SOURCE INFORMATION:

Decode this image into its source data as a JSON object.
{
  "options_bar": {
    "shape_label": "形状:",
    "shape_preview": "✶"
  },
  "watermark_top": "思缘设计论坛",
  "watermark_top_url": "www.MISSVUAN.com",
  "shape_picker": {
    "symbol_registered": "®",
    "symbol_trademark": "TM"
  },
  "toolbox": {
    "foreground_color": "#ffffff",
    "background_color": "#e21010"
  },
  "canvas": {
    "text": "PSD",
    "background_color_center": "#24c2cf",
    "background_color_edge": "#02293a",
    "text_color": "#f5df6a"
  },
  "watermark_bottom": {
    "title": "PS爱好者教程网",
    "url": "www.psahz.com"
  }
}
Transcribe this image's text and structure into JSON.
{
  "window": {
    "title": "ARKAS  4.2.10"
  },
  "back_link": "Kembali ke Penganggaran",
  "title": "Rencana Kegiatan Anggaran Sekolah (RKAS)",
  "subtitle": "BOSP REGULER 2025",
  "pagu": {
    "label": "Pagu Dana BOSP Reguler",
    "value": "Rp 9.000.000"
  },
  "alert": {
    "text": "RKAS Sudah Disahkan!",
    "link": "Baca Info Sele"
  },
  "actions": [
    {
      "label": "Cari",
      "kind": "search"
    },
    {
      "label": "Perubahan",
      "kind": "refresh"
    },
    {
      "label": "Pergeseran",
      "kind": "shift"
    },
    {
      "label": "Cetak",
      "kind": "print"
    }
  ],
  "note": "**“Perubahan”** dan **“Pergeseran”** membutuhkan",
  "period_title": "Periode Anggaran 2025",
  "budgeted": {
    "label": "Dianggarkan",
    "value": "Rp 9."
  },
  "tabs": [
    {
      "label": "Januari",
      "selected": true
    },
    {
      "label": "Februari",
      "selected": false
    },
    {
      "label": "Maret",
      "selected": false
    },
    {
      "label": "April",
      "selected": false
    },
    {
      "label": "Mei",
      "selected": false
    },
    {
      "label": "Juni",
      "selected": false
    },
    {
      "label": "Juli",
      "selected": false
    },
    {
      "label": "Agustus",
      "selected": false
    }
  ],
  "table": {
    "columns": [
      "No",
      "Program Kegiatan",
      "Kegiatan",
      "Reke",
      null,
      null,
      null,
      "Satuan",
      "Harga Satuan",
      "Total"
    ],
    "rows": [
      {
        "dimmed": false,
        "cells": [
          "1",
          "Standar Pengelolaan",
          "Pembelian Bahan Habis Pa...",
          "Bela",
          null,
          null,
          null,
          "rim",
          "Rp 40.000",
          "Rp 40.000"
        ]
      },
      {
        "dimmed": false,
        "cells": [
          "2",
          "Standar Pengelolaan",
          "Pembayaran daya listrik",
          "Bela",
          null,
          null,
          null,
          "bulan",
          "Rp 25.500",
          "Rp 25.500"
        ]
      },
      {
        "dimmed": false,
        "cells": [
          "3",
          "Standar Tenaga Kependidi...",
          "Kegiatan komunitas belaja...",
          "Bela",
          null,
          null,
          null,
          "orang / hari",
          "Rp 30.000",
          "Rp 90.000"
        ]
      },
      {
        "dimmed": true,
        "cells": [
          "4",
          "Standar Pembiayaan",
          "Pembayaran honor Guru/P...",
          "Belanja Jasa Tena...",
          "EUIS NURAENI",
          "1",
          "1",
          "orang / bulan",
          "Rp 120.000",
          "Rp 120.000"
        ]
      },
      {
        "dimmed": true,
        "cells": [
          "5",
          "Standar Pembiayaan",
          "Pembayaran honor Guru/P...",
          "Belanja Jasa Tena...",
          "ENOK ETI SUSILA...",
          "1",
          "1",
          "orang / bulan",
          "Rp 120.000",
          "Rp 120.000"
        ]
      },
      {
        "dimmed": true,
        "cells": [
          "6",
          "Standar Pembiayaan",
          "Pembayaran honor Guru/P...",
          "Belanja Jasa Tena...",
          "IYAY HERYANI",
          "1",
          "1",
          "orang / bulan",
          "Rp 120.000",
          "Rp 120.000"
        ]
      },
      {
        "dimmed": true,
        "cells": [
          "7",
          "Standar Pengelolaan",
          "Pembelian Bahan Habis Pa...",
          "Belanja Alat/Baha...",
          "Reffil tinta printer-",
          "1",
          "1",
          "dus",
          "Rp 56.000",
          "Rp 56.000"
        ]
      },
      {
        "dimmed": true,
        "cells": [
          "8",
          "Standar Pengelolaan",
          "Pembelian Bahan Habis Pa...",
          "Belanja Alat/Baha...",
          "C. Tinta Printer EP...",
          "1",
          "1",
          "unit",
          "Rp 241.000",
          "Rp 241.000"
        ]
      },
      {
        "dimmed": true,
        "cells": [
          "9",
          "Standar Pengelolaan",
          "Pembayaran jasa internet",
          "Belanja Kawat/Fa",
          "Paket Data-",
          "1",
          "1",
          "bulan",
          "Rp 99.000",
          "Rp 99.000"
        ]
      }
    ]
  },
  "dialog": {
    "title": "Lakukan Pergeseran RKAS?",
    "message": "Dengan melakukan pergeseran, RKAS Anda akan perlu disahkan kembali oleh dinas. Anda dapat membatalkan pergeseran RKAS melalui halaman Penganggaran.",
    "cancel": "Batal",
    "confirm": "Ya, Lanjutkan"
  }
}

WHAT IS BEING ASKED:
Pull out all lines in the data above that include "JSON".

WRITTEN SOLUTION:
Decode this image into its source data as a JSON object.
Transcribe this image's text and structure into JSON.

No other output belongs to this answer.